Tomorrow, I go back to full-time employment. I got a new job I’m very psyched about. I’m also teaching a writing workshop on Saturdays for eight weeks. So I’ll be busy, and I need to write. I’m a little concerned about getting back in the habit of using my time wisely (no more Real Housewives for me!), but because I wrote my first novel while working full-time I know something important: it’s not really how much time we have, it’s what we do with it. I wasted a lot of time these last few years. Happily. Good on me. It’s my time and I got to spend it napping, reading, daydreaming, watching basketball and goofing around on the Internet. But I won’t have the luxury of goofing off anymore (Jezebel and Gawker be gone!), which is okay.
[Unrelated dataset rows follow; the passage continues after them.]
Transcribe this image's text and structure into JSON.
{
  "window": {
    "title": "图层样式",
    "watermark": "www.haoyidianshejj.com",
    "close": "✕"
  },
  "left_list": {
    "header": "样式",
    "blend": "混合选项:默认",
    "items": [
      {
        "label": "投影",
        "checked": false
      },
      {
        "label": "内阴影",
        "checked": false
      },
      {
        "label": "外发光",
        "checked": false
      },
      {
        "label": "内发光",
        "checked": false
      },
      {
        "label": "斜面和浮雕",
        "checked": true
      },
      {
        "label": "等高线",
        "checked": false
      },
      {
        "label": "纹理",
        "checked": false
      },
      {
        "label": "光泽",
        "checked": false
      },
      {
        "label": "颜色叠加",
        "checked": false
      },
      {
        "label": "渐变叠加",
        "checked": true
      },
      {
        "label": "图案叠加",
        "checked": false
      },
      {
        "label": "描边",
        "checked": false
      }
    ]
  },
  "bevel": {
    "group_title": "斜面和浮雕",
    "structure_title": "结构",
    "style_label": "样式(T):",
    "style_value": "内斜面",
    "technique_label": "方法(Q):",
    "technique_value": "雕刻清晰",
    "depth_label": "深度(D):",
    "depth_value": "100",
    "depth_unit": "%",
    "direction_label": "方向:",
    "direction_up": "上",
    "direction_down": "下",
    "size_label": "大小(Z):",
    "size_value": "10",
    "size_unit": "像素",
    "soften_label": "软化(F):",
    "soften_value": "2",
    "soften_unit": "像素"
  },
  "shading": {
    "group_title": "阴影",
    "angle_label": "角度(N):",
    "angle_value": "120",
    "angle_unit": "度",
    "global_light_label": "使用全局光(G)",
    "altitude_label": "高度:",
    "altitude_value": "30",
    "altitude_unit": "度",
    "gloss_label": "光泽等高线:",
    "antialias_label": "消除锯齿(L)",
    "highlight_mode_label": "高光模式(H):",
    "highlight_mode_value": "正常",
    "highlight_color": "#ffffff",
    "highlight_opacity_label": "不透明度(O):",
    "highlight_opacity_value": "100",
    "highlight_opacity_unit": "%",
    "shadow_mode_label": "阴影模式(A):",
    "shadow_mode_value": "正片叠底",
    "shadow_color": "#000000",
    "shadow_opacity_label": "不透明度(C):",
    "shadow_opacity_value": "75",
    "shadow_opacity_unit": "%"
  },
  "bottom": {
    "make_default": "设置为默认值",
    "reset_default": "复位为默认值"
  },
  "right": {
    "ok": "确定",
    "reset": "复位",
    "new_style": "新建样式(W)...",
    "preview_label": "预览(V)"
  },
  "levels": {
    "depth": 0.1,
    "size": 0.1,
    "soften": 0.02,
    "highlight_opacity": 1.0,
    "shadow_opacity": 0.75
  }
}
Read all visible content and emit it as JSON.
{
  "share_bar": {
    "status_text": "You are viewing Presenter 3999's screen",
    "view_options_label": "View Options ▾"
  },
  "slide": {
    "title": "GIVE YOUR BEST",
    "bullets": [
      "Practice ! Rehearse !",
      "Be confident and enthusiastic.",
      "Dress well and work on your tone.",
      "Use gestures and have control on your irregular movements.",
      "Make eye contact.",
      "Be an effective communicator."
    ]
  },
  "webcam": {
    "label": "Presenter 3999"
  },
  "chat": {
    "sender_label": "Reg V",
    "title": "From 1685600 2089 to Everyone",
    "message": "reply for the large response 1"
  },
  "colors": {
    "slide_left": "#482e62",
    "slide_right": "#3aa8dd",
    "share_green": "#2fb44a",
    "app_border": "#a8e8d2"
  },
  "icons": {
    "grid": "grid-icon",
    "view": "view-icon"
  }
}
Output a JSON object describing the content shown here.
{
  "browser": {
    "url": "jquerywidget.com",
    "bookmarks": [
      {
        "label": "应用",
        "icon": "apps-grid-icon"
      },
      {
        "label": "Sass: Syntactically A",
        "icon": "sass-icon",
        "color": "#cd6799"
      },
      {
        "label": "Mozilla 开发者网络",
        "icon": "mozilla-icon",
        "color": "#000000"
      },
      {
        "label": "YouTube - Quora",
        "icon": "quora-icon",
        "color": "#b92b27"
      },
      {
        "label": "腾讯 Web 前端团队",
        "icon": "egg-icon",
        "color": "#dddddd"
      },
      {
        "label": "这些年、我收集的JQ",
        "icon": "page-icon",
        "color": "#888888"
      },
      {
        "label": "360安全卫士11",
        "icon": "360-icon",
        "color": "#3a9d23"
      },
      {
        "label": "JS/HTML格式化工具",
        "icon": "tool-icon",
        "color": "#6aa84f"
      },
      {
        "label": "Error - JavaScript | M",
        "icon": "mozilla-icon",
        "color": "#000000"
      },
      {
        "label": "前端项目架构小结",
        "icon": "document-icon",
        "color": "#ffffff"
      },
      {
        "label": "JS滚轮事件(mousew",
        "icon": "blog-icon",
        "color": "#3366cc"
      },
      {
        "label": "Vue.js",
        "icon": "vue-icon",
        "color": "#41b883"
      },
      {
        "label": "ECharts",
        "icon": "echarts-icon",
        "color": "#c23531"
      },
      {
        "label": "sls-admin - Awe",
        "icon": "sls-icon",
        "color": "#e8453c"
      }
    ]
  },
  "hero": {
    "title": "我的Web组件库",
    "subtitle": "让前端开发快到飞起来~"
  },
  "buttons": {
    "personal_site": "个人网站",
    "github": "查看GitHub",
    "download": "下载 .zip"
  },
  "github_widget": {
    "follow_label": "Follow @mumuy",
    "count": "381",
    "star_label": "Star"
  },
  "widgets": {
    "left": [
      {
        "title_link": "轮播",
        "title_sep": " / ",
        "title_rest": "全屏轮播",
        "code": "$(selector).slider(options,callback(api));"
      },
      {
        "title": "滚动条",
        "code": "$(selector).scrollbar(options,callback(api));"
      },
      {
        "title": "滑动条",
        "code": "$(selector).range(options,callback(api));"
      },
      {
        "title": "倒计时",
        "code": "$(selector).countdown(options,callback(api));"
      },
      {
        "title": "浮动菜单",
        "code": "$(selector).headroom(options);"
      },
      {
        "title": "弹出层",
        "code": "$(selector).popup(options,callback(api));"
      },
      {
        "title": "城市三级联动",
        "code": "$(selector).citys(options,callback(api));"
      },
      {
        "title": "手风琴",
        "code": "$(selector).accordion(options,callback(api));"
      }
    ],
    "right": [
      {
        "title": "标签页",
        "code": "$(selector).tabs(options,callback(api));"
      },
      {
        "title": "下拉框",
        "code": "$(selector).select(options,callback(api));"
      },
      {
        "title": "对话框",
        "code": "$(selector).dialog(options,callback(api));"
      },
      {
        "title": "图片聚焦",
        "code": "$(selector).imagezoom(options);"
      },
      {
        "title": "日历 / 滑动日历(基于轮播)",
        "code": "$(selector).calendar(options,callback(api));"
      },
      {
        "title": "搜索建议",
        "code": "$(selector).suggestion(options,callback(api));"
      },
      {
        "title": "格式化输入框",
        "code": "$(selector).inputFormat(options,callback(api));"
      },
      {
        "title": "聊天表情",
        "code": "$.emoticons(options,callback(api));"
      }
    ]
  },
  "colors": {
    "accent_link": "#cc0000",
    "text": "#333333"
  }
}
I’ve been thinking about how to plan my time better and got some good advice from a few writer pals, which I decided to share here. There seem to be at least two schools of thought about how to motivate yourself (with regards to doing anything, including exercise). One relies on getting yourself in the mood and the other says, mood schmood–just do it.
Rise and Write
Lisa Brackmann, author of Rock Paper Tiger, says: “Having done this for a number of years — setting a schedule was the most helpful thing for me. A schedule and a rough goal per session.”
Eisa Ulen Richardson, author of Crystelle Mourning says: “My advice is to get up early and write before you do anything else. No email, no online bill pay, no CNN or NPR. Just rise and write – every morning.”[pullquote]”I’m a bit anal when it comes to scheduling. My life is color coded.” – Michele Grant, contemporary women’s fiction author [/pullquote]
Michele Grant, blogger and author of Pretty Boy Problems, recommends getting organized with your work and your writing:
“I’m fortunate in that I work from home so I can divide my time fairly easily and still stay on top of work, personal and author email. (Assuming of course I give up sleep and social life… I’m joking. Sort of.) The creative process of writing means that sometimes I get a brilliant idea to finish a chapter at two p.m., right when a conference call for work is scheduled. It’s difficult to switch my brain from free-flowing fictional worlds to how I’m going to hire twelve software developers in New Jersey. I keep two separate old school spiral notebooks at the ready. One for my work ideas and one for my writing breakthroughs. I’m a bit anal when it comes to scheduling. My life is color coded. Everything pertaining to writing is in purple and filed on one side of the room, everything pertaining to [my job] is in green and on the other side. And ne’er the twain shall meet…”
Drink the Kool-Aid
On the other side is the school of thought which says psych yourself up to keep motivated. Not necessarily that you need the muse to write, but it’s sure easier to get going when you feel enthusiastic about your work.
Kiini Ibura Salaam, author of Ancient, Ancient and winner of the 2012 James Tiptree Jr. Award for sci-fi and fantasy that explores or expands gender roles, wrote something on her Facebook page about “the Kool-Aid effect” that really struck me and I asked her for permission to quote it here.
“As I was telling a friend about what I’ve been doing when I missed my writing days (waking up in the middle of the night, staying home on a Saturday, squeezing it in before work), she said, wow, I need some of the Kool-Aid you’re drinking, and it made me think of the importance of the Kool-Aid effect, which I define as the ability to psyche yourself up enough to be geeked about your project. The talent is one thing, the vision is another, then there’s the craft, and all of that means nothing if you can’t motivate yourself to complete your projects and actualize your visions. We think about it as discipline, dedication, and effort, but how do we activate that ephemeral thing that has us keep going–not with a slavish dedication, but with willingness and excitement.”
I think a mixture of butt in chair and Kool-Aid drinking is the ticket for me. I’ve had many days in which if I didn’t make the time to allow the magic to happen it wouldn’t happen, and the magic is more liable to happen if I keep forefront why I’m writing what I’m writing and what I’m hoping to achieve with it.
What about you? If you have tips for writing while working a day job, leave them in the comments.